TASK DIRECTIONS – Print out the data below in full, exactly as written.
====
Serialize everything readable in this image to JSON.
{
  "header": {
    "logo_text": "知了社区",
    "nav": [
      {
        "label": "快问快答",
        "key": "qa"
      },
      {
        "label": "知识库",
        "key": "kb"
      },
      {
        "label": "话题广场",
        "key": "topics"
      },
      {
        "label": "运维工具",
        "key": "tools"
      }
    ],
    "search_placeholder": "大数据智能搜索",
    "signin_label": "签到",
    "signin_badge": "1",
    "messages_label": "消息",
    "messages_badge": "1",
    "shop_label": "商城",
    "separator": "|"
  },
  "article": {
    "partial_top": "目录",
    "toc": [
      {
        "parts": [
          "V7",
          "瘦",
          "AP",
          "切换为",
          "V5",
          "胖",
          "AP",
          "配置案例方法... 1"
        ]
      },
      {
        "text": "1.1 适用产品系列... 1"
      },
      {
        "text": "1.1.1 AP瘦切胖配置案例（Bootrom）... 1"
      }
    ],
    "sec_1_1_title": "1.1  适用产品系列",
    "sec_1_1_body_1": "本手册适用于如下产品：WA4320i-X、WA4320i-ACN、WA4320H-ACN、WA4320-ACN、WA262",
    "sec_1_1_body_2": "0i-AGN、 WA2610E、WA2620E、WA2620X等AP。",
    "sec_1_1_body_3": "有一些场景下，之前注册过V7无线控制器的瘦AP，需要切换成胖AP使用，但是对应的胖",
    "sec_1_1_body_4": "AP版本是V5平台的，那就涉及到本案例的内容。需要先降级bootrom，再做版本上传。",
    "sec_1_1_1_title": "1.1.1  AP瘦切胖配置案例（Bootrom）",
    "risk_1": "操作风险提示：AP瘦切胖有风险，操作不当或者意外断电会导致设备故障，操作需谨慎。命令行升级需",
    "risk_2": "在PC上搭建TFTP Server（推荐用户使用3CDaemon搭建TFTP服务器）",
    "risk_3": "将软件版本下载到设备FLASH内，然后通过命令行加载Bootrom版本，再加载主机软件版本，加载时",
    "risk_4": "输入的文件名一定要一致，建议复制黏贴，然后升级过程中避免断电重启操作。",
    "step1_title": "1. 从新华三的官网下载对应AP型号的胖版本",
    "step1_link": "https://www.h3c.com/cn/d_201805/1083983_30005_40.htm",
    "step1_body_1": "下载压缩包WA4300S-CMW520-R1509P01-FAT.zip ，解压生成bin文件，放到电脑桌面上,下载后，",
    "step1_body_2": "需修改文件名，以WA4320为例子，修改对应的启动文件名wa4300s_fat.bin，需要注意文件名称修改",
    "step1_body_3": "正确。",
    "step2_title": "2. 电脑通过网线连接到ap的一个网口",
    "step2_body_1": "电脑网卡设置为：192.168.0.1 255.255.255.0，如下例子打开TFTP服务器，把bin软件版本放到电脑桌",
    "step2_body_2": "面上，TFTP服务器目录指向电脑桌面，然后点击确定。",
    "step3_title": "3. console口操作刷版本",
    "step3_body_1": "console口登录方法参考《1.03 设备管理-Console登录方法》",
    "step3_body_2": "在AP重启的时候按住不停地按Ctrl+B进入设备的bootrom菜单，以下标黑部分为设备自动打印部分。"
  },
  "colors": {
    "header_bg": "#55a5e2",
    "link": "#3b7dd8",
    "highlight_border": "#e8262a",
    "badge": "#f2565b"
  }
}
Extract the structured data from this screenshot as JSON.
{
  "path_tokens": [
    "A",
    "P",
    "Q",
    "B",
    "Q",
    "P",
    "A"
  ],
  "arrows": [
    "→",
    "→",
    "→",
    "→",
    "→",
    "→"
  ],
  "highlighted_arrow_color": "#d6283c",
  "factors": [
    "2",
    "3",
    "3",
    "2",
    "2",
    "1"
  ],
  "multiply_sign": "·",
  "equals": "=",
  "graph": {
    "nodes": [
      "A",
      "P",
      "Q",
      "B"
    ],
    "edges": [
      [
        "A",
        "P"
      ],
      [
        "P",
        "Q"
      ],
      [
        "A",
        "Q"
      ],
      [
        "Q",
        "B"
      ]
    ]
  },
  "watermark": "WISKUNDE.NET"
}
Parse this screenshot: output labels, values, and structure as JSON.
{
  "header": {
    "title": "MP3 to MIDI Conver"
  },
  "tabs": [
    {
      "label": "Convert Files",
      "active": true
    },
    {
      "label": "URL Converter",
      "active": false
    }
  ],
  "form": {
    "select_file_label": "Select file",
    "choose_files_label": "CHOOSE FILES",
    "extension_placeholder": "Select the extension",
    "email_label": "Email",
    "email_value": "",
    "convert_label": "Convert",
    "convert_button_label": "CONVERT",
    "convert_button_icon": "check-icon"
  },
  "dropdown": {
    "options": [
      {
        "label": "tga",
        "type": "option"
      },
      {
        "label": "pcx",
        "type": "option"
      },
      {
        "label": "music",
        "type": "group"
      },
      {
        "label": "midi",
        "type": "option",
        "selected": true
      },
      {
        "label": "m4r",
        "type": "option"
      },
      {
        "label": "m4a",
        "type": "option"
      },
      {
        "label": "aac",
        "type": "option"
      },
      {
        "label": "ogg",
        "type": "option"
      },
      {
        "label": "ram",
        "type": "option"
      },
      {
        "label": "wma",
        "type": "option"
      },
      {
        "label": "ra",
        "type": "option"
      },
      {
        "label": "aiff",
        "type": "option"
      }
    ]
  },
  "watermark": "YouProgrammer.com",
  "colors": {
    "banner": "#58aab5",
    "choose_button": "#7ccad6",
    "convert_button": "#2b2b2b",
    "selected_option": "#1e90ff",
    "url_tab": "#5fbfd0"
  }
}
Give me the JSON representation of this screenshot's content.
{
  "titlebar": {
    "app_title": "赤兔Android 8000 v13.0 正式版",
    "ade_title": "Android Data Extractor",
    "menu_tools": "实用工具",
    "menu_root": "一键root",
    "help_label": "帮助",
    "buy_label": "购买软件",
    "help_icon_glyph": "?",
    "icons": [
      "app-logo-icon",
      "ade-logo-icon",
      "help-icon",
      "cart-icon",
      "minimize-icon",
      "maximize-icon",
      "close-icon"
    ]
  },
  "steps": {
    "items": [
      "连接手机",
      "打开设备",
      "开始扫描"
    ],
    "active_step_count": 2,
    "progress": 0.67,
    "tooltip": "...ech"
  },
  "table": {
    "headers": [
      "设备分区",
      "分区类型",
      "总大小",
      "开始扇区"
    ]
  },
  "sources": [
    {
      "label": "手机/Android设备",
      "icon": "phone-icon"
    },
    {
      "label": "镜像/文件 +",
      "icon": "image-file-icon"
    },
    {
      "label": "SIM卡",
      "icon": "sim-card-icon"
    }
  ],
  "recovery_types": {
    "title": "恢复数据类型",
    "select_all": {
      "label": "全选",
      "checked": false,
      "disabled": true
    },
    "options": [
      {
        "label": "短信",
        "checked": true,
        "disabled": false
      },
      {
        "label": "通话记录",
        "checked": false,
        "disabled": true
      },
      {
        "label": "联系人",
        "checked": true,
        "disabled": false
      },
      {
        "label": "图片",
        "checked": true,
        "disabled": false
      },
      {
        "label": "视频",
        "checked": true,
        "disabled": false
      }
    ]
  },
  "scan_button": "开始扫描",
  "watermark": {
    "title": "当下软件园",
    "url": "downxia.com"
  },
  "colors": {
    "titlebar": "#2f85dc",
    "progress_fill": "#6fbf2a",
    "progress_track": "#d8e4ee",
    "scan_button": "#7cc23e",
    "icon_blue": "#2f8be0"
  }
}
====
SOLUTION FOR THIS TASK –
Serialize everything readable in this image to JSON.
{
  "header": {
    "logo_text": "知了社区",
    "nav": [
      {
        "label": "快问快答",
        "key": "qa"
      },
      {
        "label": "知识库",
        "key": "kb"
      },
      {
        "label": "话题广场",
        "key": "topics"
      },
      {
        "label": "运维工具",
        "key": "tools"
      }
    ],
    "search_placeholder": "大数据智能搜索",
    "signin_label": "签到",
    "signin_badge": "1",
    "messages_label": "消息",
    "messages_badge": "1",
    "shop_label": "商城",
    "separator": "|"
  },
  "article": {
    "partial_top": "目录",
    "toc": [
      {
        "parts": [
          "V7",
          "瘦",
          "AP",
          "切换为",
          "V5",
          "胖",
          "AP",
          "配置案例方法... 1"
        ]
      },
      {
        "text": "1.1 适用产品系列... 1"
      },
      {
        "text": "1.1.1 AP瘦切胖配置案例（Bootrom）... 1"
      }
    ],
    "sec_1_1_title": "1.1  适用产品系列",
    "sec_1_1_body_1": "本手册适用于如下产品：WA4320i-X、WA4320i-ACN、WA4320H-ACN、WA4320-ACN、WA262",
    "sec_1_1_body_2": "0i-AGN、 WA2610E、WA2620E、WA2620X等AP。",
    "sec_1_1_body_3": "有一些场景下，之前注册过V7无线控制器的瘦AP，需要切换成胖AP使用，但是对应的胖",
    "sec_1_1_body_4": "AP版本是V5平台的，那就涉及到本案例的内容。需要先降级bootrom，再做版本上传。",
    "sec_1_1_1_title": "1.1.1  AP瘦切胖配置案例（Bootrom）",
    "risk_1": "操作风险提示：AP瘦切胖有风险，操作不当或者意外断电会导致设备故障，操作需谨慎。命令行升级需",
    "risk_2": "在PC上搭建TFTP Server（推荐用户使用3CDaemon搭建TFTP服务器）",
    "risk_3": "将软件版本下载到设备FLASH内，然后通过命令行加载Bootrom版本，再加载主机软件版本，加载时",
    "risk_4": "输入的文件名一定要一致，建议复制黏贴，然后升级过程中避免断电重启操作。",
    "step1_title": "1. 从新华三的官网下载对应AP型号的胖版本",
    "step1_link": "https://www.h3c.com/cn/d_201805/1083983_30005_40.htm",
    "step1_body_1": "下载压缩包WA4300S-CMW520-R1509P01-FAT.zip ，解压生成bin文件，放到电脑桌面上,下载后，",
    "step1_body_2": "需修改文件名，以WA4320为例子，修改对应的启动文件名wa4300s_fat.bin，需要注意文件名称修改",
    "step1_body_3": "正确。",
    "step2_title": "2. 电脑通过网线连接到ap的一个网口",
    "step2_body_1": "电脑网卡设置为：192.168.0.1 255.255.255.0，如下例子打开TFTP服务器，把bin软件版本放到电脑桌",
    "step2_body_2": "面上，TFTP服务器目录指向电脑桌面，然后点击确定。",
    "step3_title": "3. console口操作刷版本",
    "step3_body_1": "console口登录方法参考《1.03 设备管理-Console登录方法》",
    "step3_body_2": "在AP重启的时候按住不停地按Ctrl+B进入设备的bootrom菜单，以下标黑部分为设备自动打印部分。"
  },
  "colors": {
    "header_bg": "#55a5e2",
    "link": "#3b7dd8",
    "highlight_border": "#e8262a",
    "badge": "#f2565b"
  }
}
Extract the structured data from this screenshot as JSON.
{
  "path_tokens": [
    "A",
    "P",
    "Q",
    "B",
    "Q",
    "P",
    "A"
  ],
  "arrows": [
    "→",
    "→",
    "→",
    "→",
    "→",
    "→"
  ],
  "highlighted_arrow_color": "#d6283c",
  "factors": [
    "2",
    "3",
    "3",
    "2",
    "2",
    "1"
  ],
  "multiply_sign": "·",
  "equals": "=",
  "graph": {
    "nodes": [
      "A",
      "P",
      "Q",
      "B"
    ],
    "edges": [
      [
        "A",
        "P"
      ],
      [
        "P",
        "Q"
      ],
      [
        "A",
        "Q"
      ],
      [
        "Q",
        "B"
      ]
    ]
  },
  "watermark": "WISKUNDE.NET"
}
Parse this screenshot: output labels, values, and structure as JSON.
{
  "header": {
    "title": "MP3 to MIDI Conver"
  },
  "tabs": [
    {
      "label": "Convert Files",
      "active": true
    },
    {
      "label": "URL Converter",
      "active": false
    }
  ],
  "form": {
    "select_file_label": "Select file",
    "choose_files_label": "CHOOSE FILES",
    "extension_placeholder": "Select the extension",
    "email_label": "Email",
    "email_value": "",
    "convert_label": "Convert",
    "convert_button_label": "CONVERT",
    "convert_button_icon": "check-icon"
  },
  "dropdown": {
    "options": [
      {
        "label": "tga",
        "type": "option"
      },
      {
        "label": "pcx",
        "type": "option"
      },
      {
        "label": "music",
        "type": "group"
      },
      {
        "label": "midi",
        "type": "option",
        "selected": true
      },
      {
        "label": "m4r",
        "type": "option"
      },
      {
        "label": "m4a",
        "type": "option"
      },
      {
        "label": "aac",
        "type": "option"
      },
      {
        "label": "ogg",
        "type": "option"
      },
      {
        "label": "ram",
        "type": "option"
      },
      {
        "label": "wma",
        "type": "option"
      },
      {
        "label": "ra",
        "type": "option"
      },
      {
        "label": "aiff",
        "type": "option"
      }
    ]
  },
  "watermark": "YouProgrammer.com",
  "colors": {
    "banner": "#58aab5",
    "choose_button": "#7ccad6",
    "convert_button": "#2b2b2b",
    "selected_option": "#1e90ff",
    "url_tab": "#5fbfd0"
  }
}
Give me the JSON representation of this screenshot's content.
{
  "titlebar": {
    "app_title": "赤兔Android 8000 v13.0 正式版",
    "ade_title": "Android Data Extractor",
    "menu_tools": "实用工具",
    "menu_root": "一键root",
    "help_label": "帮助",
    "buy_label": "购买软件",
    "help_icon_glyph": "?",
    "icons": [
      "app-logo-icon",
      "ade-logo-icon",
      "help-icon",
      "cart-icon",
      "minimize-icon",
      "maximize-icon",
      "close-icon"
    ]
  },
  "steps": {
    "items": [
      "连接手机",
      "打开设备",
      "开始扫描"
    ],
    "active_step_count": 2,
    "progress": 0.67,
    "tooltip": "...ech"
  },
  "table": {
    "headers": [
      "设备分区",
      "分区类型",
      "总大小",
      "开始扇区"
    ]
  },
  "sources": [
    {
      "label": "手机/Android设备",
      "icon": "phone-icon"
    },
    {
      "label": "镜像/文件 +",
      "icon": "image-file-icon"
    },
    {
      "label": "SIM卡",
      "icon": "sim-card-icon"
    }
  ],
  "recovery_types": {
    "title": "恢复数据类型",
    "select_all": {
      "label": "全选",
      "checked": false,
      "disabled": true
    },
    "options": [
      {
        "label": "短信",
        "checked": true,
        "disabled": false
      },
      {
        "label": "通话记录",
        "checked": false,
        "disabled": true
      },
      {
        "label": "联系人",
        "checked": true,
        "disabled": false
      },
      {
        "label": "图片",
        "checked": true,
        "disabled": false
      },
      {
        "label": "视频",
        "checked": true,
        "disabled": false
      }
    ]
  },
  "scan_button": "开始扫描",
  "watermark": {
    "title": "当下软件园",
    "url": "downxia.com"
  },
  "colors": {
    "titlebar": "#2f85dc",
    "progress_fill": "#6fbf2a",
    "progress_track": "#d8e4ee",
    "scan_button": "#7cc23e",
    "icon_blue": "#2f8be0"
  }
}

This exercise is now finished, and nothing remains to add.